History

Stories of the miraculous abilities of certain individuals to read, write, speak, or understand a foreign language that appear in the Bible and other Christian religious literature went on to inspire similar accounts and stories during the Middle Ages.[9] Claims of mediums speaking foreign languages were made by Spiritualists in the 19th century, as well as by Pentecostals in the 20th century, but these did not hold up to scientific scrutiny. More recent claims of xenoglossy have come from reincarnation researchers who have alleged that individuals were able to recall a language spoken in a past life.[7] Some reports of xenoglossy have surfaced in the popular press, such as Czech speedway rider Matěj Kůs who in September 2007 supposedly awoke after a crash and was able to converse in perfect English; however press reports of his fluency in English were based entirely on anecdotal stories told by his Czech teammates.[10]

Notable claims

Ian Stevenson

Canadian parapsychologist and psychiatrist at the University of Virginia Ian Stevenson claimed there were a handful of cases that suggested evidence of xenoglossy. These included two where a subject under hypnosis could allegedly converse with people speaking the foreign language, instead of merely being able to recite foreign words. Sarah Thomason, a linguist at the University of Michigan, reanalyzed these cases, concluding that "the linguistic evidence is too weak to provide support for the claims of xenoglossy".[6]

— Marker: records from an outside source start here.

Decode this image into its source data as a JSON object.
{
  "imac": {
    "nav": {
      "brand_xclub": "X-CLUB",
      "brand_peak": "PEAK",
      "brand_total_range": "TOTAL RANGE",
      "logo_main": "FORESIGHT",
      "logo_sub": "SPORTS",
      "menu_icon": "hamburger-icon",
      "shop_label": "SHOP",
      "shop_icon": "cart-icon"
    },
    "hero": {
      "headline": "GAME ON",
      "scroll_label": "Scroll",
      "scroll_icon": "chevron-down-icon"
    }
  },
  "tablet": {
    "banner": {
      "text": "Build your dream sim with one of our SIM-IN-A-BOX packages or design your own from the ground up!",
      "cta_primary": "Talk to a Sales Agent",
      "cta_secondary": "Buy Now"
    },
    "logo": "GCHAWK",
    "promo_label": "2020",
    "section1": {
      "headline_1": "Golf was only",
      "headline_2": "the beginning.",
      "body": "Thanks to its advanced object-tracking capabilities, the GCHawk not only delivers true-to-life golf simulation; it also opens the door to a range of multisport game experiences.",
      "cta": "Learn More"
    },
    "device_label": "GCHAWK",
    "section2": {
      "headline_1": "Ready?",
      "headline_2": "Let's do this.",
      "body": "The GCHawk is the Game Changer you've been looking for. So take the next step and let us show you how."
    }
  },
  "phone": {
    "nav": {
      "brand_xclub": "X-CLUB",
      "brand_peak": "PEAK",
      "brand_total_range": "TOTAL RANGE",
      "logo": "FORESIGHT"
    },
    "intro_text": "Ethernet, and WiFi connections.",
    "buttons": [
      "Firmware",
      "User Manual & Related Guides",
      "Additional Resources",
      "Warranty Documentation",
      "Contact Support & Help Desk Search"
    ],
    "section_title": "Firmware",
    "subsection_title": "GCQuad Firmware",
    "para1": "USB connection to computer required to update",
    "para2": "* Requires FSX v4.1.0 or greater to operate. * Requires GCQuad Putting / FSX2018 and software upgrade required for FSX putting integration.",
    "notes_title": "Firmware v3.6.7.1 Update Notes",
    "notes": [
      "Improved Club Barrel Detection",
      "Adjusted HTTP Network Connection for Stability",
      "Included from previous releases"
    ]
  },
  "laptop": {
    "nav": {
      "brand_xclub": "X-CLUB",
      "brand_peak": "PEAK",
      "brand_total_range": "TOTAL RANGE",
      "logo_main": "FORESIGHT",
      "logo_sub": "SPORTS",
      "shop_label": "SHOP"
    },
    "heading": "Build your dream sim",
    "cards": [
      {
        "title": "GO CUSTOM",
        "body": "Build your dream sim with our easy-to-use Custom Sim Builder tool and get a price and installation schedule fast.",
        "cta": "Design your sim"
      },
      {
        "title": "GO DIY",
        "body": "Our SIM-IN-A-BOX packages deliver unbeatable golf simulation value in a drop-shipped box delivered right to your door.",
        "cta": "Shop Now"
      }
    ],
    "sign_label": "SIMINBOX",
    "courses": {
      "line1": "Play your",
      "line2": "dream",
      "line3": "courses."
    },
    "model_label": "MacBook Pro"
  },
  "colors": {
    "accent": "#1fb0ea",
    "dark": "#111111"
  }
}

William J. Samarin, a linguist from the University of Toronto has written that Stevenson had chosen to correspond with linguists in a selective and unprofessional manner. He noted that Stevenson corresponded with one linguist for a period of six years "without raising any discussion about the kinds of thing that linguists would need to know." He also wrote that most of Stevenson's collaborators were "

Stories of the miraculous abilities of certain individuals to read, write, speak, or understand a foreign language that appear in the Bible and other Christian religious literature went on to inspire similar accounts and stories during the Middle Ages.[9] Claims of mediums speaking foreign languages were made by Spiritualists in the 19th century, as well as by Pentecostals in the 20th century, but these did not hold up to scientific scrutiny. More recent claims of xenoglossy have come from reincarnation researchers who have alleged that individuals were able to recall a language spoken in a past life.[7] Some reports of xenoglossy have surfaced in the popular press, such as Czech speedway rider Matěj Kůs who in September 2007 supposedly awoke after a crash and was able to converse in perfect English; however press reports of his fluency in English were based entirely on anecdotal stories told by his Czech teammates.[10]

Notable claims

Ian Stevenson

Canadian parapsychologist and psychiatrist at the University of Virginia Ian Stevenson claimed there were a handful of cases that suggested evidence of xenoglossy. These included two where a subject under hypnosis could allegedly converse with people speaking the foreign language, instead of merely being able to recite foreign words. Sarah Thomason, a linguist at the University of Michigan, reanalyzed these cases, concluding that "the linguistic evidence is too weak to provide support for the claims of xenoglossy".[6]